What is required: Read through the material below and find each line that has the word "title"; copy it.

Data provided:
|---|

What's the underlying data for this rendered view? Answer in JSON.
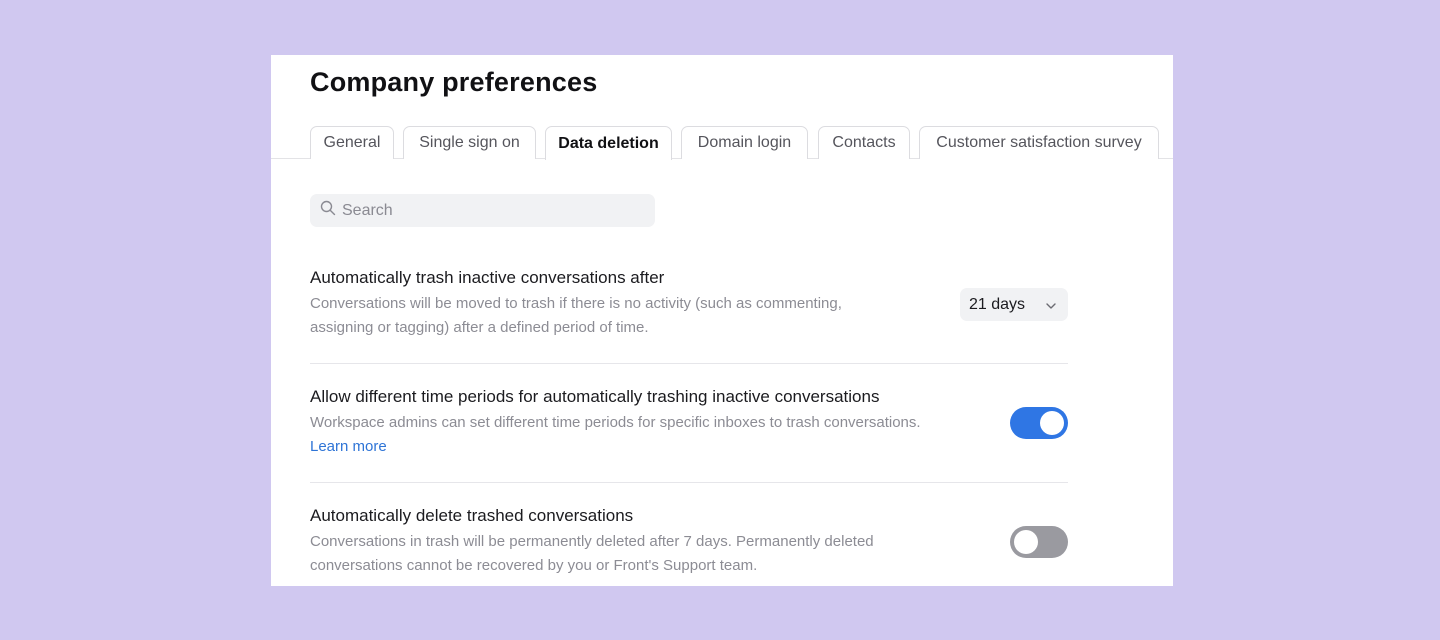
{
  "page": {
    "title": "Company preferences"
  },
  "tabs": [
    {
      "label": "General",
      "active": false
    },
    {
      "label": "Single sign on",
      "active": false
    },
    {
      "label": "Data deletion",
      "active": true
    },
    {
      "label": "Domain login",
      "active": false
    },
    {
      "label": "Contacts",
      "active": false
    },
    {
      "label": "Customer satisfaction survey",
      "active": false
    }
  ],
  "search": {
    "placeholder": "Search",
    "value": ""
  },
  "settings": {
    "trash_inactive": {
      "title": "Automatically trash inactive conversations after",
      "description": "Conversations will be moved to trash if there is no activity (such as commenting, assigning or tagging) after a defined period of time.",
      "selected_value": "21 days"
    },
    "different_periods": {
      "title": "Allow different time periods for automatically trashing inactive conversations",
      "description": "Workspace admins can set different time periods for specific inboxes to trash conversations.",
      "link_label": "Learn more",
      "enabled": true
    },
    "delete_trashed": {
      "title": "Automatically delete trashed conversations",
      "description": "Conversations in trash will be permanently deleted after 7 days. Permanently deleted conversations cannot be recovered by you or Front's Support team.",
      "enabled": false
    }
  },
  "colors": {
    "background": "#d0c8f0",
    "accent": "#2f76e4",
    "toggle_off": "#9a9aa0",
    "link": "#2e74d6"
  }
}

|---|

Completed exercise:
    "title": "Company preferences"
      "title": "Automatically trash inactive conversations after",
      "title": "Allow different time periods for automatically trashing inactive conversations",
      "title": "Automatically delete trashed conversations",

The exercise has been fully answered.